WORK TO BE COMPLETED ▸
Calculate how many lines of the data hold "this". The answer consists of that number only.

MATERIAL PROVIDED ▸
☆ ☆ ☆ ☆ ☆ ☆ ☆
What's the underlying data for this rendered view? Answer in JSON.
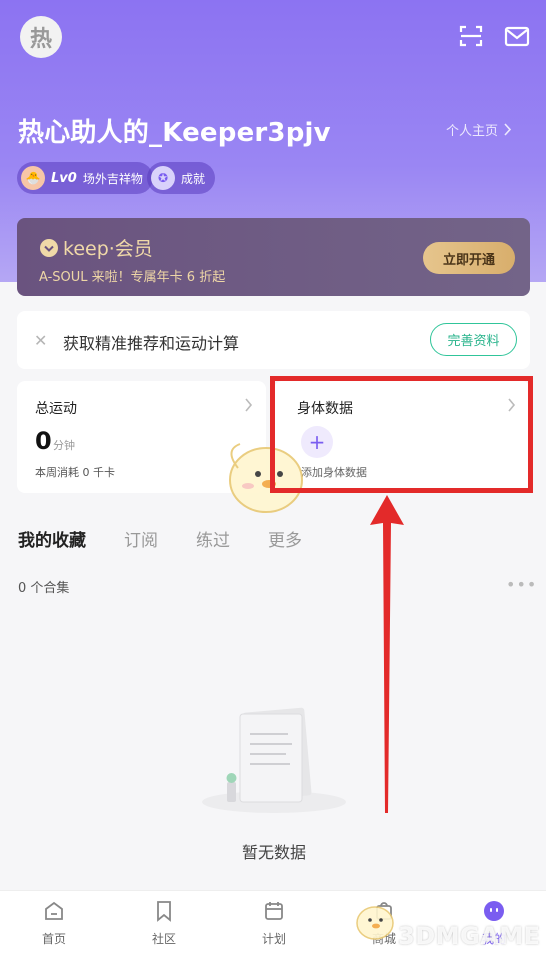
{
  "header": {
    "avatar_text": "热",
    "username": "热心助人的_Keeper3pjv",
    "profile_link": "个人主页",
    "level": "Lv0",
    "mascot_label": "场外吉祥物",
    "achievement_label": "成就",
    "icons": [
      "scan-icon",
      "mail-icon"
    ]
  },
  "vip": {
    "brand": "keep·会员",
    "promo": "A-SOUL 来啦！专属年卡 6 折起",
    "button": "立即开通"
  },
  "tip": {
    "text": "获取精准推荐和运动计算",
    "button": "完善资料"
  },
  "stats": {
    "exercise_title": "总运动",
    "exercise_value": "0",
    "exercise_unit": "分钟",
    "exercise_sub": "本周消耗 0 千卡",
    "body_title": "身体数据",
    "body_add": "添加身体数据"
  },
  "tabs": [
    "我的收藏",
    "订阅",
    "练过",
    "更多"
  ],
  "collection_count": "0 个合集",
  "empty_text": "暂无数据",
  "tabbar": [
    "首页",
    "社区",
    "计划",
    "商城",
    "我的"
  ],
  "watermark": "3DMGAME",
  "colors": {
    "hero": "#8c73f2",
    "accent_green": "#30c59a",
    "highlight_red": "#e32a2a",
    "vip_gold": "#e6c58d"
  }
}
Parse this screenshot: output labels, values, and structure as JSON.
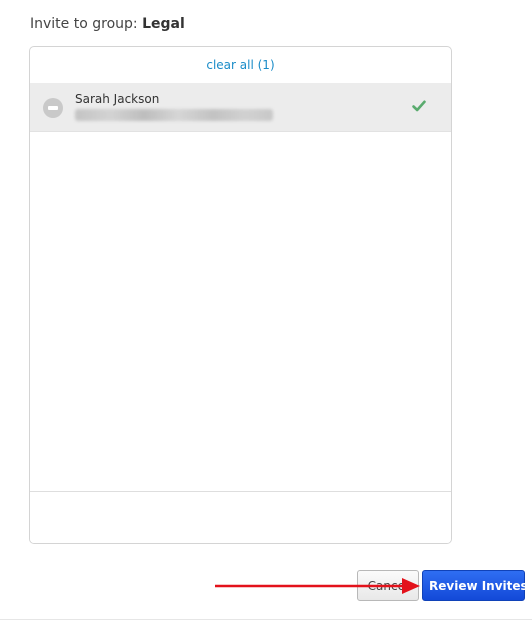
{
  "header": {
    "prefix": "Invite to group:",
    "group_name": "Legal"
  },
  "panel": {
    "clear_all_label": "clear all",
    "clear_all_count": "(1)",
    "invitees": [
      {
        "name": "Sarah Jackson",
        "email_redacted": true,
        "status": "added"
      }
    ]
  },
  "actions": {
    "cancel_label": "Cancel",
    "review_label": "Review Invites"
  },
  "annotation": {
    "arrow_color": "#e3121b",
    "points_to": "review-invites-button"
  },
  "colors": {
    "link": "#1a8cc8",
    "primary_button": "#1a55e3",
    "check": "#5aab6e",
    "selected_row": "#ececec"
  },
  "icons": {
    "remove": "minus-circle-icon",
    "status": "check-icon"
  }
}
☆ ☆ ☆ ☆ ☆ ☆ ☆
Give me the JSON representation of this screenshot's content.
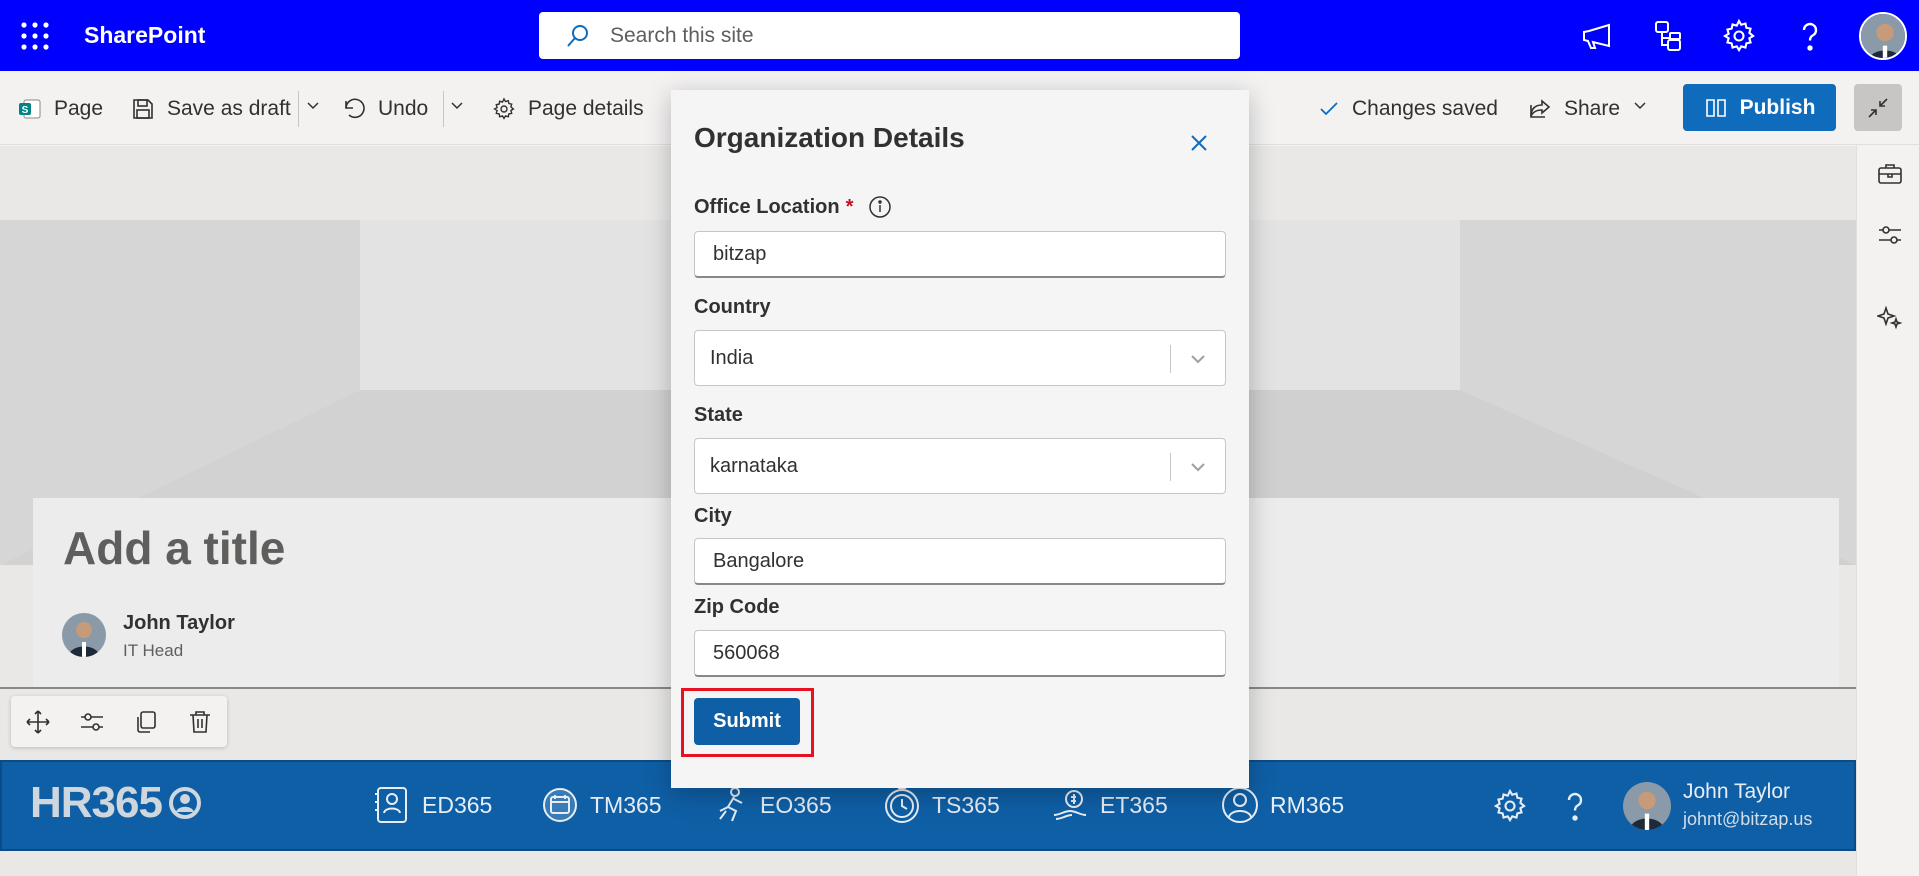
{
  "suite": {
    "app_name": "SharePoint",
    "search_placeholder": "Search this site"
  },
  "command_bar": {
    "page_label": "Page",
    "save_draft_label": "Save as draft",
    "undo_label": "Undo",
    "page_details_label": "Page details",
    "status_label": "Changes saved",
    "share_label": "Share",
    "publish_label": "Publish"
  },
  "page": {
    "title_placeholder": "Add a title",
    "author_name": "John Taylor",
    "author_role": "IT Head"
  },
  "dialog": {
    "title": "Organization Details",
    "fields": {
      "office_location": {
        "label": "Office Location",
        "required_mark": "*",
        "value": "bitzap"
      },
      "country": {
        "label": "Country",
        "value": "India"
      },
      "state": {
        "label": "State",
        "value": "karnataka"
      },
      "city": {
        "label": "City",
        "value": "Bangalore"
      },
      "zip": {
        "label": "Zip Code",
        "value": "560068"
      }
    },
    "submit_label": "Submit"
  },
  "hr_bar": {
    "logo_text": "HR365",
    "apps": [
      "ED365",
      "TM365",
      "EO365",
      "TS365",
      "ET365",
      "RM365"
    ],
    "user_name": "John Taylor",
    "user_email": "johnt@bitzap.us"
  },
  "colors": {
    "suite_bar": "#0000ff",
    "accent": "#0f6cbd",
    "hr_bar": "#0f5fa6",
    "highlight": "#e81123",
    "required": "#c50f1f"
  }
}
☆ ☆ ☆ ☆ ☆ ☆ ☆
EXERCISE RESULT ▸
4